■ TASK STATEMENT ■
Type the records out again in full, exactly.
++++++++
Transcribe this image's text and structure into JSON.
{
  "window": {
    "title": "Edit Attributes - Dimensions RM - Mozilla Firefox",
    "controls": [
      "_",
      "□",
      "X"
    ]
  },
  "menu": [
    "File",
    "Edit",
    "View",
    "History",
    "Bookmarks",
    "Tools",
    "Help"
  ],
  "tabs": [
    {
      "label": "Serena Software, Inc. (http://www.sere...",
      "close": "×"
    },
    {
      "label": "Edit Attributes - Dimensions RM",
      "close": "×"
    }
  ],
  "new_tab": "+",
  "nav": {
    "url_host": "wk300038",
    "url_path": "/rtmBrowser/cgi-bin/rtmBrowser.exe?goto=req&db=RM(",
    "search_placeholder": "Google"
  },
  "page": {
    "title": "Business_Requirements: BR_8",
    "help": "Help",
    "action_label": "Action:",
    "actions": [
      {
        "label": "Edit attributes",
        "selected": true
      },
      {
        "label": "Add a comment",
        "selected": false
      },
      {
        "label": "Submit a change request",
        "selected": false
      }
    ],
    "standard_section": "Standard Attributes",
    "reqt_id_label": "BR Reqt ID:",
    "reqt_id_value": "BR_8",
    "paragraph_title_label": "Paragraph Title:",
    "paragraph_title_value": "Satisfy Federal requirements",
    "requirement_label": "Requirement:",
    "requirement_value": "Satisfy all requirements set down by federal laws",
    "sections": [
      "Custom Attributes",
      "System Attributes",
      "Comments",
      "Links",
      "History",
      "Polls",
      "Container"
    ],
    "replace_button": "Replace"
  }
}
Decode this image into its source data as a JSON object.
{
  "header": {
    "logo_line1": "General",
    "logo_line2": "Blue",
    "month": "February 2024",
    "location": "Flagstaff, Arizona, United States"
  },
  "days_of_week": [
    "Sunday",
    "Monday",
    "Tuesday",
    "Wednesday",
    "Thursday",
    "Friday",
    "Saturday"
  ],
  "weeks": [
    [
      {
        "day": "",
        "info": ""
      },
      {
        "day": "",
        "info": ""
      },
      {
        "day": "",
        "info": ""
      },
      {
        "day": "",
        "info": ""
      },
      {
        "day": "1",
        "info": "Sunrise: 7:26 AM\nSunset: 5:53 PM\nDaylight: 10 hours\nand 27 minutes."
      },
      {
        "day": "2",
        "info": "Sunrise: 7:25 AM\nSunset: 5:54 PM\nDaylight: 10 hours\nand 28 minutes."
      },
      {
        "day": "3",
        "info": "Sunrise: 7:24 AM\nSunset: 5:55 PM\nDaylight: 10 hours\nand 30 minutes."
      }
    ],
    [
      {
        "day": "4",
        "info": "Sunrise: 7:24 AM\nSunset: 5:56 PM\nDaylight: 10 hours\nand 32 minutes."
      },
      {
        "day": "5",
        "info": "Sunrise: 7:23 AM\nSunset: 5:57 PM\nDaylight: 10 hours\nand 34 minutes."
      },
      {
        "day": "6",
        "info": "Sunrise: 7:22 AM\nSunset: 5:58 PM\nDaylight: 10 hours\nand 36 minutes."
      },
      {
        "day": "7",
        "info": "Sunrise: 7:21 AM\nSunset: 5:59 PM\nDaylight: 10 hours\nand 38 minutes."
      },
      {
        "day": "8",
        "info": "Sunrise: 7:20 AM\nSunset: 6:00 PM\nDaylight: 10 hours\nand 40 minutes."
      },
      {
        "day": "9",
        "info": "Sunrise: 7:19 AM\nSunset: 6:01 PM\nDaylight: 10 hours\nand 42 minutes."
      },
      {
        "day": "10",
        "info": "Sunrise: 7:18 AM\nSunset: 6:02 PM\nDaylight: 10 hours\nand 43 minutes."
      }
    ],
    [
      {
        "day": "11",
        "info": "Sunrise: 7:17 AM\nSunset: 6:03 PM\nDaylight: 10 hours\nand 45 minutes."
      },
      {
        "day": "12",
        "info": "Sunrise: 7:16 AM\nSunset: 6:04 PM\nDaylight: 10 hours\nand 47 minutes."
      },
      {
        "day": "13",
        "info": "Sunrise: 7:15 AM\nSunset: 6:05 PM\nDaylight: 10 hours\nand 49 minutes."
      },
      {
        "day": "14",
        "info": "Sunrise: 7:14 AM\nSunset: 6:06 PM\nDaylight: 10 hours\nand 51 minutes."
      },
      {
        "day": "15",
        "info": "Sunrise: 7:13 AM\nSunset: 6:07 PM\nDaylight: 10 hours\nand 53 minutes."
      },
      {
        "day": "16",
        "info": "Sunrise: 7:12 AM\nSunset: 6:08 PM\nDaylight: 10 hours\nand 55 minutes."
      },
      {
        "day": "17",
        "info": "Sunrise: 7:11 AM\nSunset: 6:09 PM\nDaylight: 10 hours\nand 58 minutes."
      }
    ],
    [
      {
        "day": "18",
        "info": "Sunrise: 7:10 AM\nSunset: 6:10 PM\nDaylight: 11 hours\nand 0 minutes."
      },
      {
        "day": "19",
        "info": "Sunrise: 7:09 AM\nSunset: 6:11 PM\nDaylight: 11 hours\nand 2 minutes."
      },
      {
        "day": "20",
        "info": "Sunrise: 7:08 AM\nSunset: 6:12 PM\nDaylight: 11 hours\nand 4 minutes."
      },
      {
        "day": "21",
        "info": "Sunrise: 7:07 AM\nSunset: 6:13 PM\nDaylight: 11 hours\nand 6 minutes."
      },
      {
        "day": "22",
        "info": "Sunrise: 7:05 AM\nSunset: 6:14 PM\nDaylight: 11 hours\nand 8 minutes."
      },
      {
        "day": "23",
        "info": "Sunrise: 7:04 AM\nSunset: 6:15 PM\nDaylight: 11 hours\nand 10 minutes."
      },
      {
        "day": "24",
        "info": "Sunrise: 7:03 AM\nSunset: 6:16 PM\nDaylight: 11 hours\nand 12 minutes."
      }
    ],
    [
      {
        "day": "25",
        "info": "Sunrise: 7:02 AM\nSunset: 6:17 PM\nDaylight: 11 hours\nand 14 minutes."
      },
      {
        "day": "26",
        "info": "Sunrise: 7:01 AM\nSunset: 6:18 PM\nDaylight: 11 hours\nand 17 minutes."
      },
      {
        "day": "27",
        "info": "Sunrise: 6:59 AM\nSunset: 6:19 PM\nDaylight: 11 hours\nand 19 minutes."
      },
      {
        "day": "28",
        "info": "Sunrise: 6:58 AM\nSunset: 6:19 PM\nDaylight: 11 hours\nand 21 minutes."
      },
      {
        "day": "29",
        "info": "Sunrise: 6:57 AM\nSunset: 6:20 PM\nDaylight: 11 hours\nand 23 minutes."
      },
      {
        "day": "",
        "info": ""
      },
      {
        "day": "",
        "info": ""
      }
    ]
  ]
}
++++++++
■ RESPONSE ■
Transcribe this image's text and structure into JSON.
{
  "window": {
    "title": "Edit Attributes - Dimensions RM - Mozilla Firefox",
    "controls": [
      "_",
      "□",
      "X"
    ]
  },
  "menu": [
    "File",
    "Edit",
    "View",
    "History",
    "Bookmarks",
    "Tools",
    "Help"
  ],
  "tabs": [
    {
      "label": "Serena Software, Inc. (http://www.sere...",
      "close": "×"
    },
    {
      "label": "Edit Attributes - Dimensions RM",
      "close": "×"
    }
  ],
  "new_tab": "+",
  "nav": {
    "url_host": "wk300038",
    "url_path": "/rtmBrowser/cgi-bin/rtmBrowser.exe?goto=req&db=RM(",
    "search_placeholder": "Google"
  },
  "page": {
    "title": "Business_Requirements: BR_8",
    "help": "Help",
    "action_label": "Action:",
    "actions": [
      {
        "label": "Edit attributes",
        "selected": true
      },
      {
        "label": "Add a comment",
        "selected": false
      },
      {
        "label": "Submit a change request",
        "selected": false
      }
    ],
    "standard_section": "Standard Attributes",
    "reqt_id_label": "BR Reqt ID:",
    "reqt_id_value": "BR_8",
    "paragraph_title_label": "Paragraph Title:",
    "paragraph_title_value": "Satisfy Federal requirements",
    "requirement_label": "Requirement:",
    "requirement_value": "Satisfy all requirements set down by federal laws",
    "sections": [
      "Custom Attributes",
      "System Attributes",
      "Comments",
      "Links",
      "History",
      "Polls",
      "Container"
    ],
    "replace_button": "Replace"
  }
}
Decode this image into its source data as a JSON object.
{
  "header": {
    "logo_line1": "General",
    "logo_line2": "Blue",
    "month": "February 2024",
    "location": "Flagstaff, Arizona, United States"
  },
  "days_of_week": [
    "Sunday",
    "Monday",
    "Tuesday",
    "Wednesday",
    "Thursday",
    "Friday",
    "Saturday"
  ],
  "weeks": [
    [
      {
        "day": "",
        "info": ""
      },
      {
        "day": "",
        "info": ""
      },
      {
        "day": "",
        "info": ""
      },
      {
        "day": "",
        "info": ""
      },
      {
        "day": "1",
        "info": "Sunrise: 7:26 AM\nSunset: 5:53 PM\nDaylight: 10 hours\nand 27 minutes."
      },
      {
        "day": "2",
        "info": "Sunrise: 7:25 AM\nSunset: 5:54 PM\nDaylight: 10 hours\nand 28 minutes."
      },
      {
        "day": "3",
        "info": "Sunrise: 7:24 AM\nSunset: 5:55 PM\nDaylight: 10 hours\nand 30 minutes."
      }
    ],
    [
      {
        "day": "4",
        "info": "Sunrise: 7:24 AM\nSunset: 5:56 PM\nDaylight: 10 hours\nand 32 minutes."
      },
      {
        "day": "5",
        "info": "Sunrise: 7:23 AM\nSunset: 5:57 PM\nDaylight: 10 hours\nand 34 minutes."
      },
      {
        "day": "6",
        "info": "Sunrise: 7:22 AM\nSunset: 5:58 PM\nDaylight: 10 hours\nand 36 minutes."
      },
      {
        "day": "7",
        "info": "Sunrise: 7:21 AM\nSunset: 5:59 PM\nDaylight: 10 hours\nand 38 minutes."
      },
      {
        "day": "8",
        "info": "Sunrise: 7:20 AM\nSunset: 6:00 PM\nDaylight: 10 hours\nand 40 minutes."
      },
      {
        "day": "9",
        "info": "Sunrise: 7:19 AM\nSunset: 6:01 PM\nDaylight: 10 hours\nand 42 minutes."
      },
      {
        "day": "10",
        "info": "Sunrise: 7:18 AM\nSunset: 6:02 PM\nDaylight: 10 hours\nand 43 minutes."
      }
    ],
    [
      {
        "day": "11",
        "info": "Sunrise: 7:17 AM\nSunset: 6:03 PM\nDaylight: 10 hours\nand 45 minutes."
      },
      {
        "day": "12",
        "info": "Sunrise: 7:16 AM\nSunset: 6:04 PM\nDaylight: 10 hours\nand 47 minutes."
      },
      {
        "day": "13",
        "info": "Sunrise: 7:15 AM\nSunset: 6:05 PM\nDaylight: 10 hours\nand 49 minutes."
      },
      {
        "day": "14",
        "info": "Sunrise: 7:14 AM\nSunset: 6:06 PM\nDaylight: 10 hours\nand 51 minutes."
      },
      {
        "day": "15",
        "info": "Sunrise: 7:13 AM\nSunset: 6:07 PM\nDaylight: 10 hours\nand 53 minutes."
      },
      {
        "day": "16",
        "info": "Sunrise: 7:12 AM\nSunset: 6:08 PM\nDaylight: 10 hours\nand 55 minutes."
      },
      {
        "day": "17",
        "info": "Sunrise: 7:11 AM\nSunset: 6:09 PM\nDaylight: 10 hours\nand 58 minutes."
      }
    ],
    [
      {
        "day": "18",
        "info": "Sunrise: 7:10 AM\nSunset: 6:10 PM\nDaylight: 11 hours\nand 0 minutes."
      },
      {
        "day": "19",
        "info": "Sunrise: 7:09 AM\nSunset: 6:11 PM\nDaylight: 11 hours\nand 2 minutes."
      },
      {
        "day": "20",
        "info": "Sunrise: 7:08 AM\nSunset: 6:12 PM\nDaylight: 11 hours\nand 4 minutes."
      },
      {
        "day": "21",
        "info": "Sunrise: 7:07 AM\nSunset: 6:13 PM\nDaylight: 11 hours\nand 6 minutes."
      },
      {
        "day": "22",
        "info": "Sunrise: 7:05 AM\nSunset: 6:14 PM\nDaylight: 11 hours\nand 8 minutes."
      },
      {
        "day": "23",
        "info": "Sunrise: 7:04 AM\nSunset: 6:15 PM\nDaylight: 11 hours\nand 10 minutes."
      },
      {
        "day": "24",
        "info": "Sunrise: 7:03 AM\nSunset: 6:16 PM\nDaylight: 11 hours\nand 12 minutes."
      }
    ],
    [
      {
        "day": "25",
        "info": "Sunrise: 7:02 AM\nSunset: 6:17 PM\nDaylight: 11 hours\nand 14 minutes."
      },
      {
        "day": "26",
        "info": "Sunrise: 7:01 AM\nSunset: 6:18 PM\nDaylight: 11 hours\nand 17 minutes."
      },
      {
        "day": "27",
        "info": "Sunrise: 6:59 AM\nSunset: 6:19 PM\nDaylight: 11 hours\nand 19 minutes."
      },
      {
        "day": "28",
        "info": "Sunrise: 6:58 AM\nSunset: 6:19 PM\nDaylight: 11 hours\nand 21 minutes."
      },
      {
        "day": "29",
        "info": "Sunrise: 6:57 AM\nSunset: 6:20 PM\nDaylight: 11 hours\nand 23 minutes."
      },
      {
        "day": "",
        "info": ""
      },
      {
        "day": "",
        "info": ""
      }
    ]
  ]
}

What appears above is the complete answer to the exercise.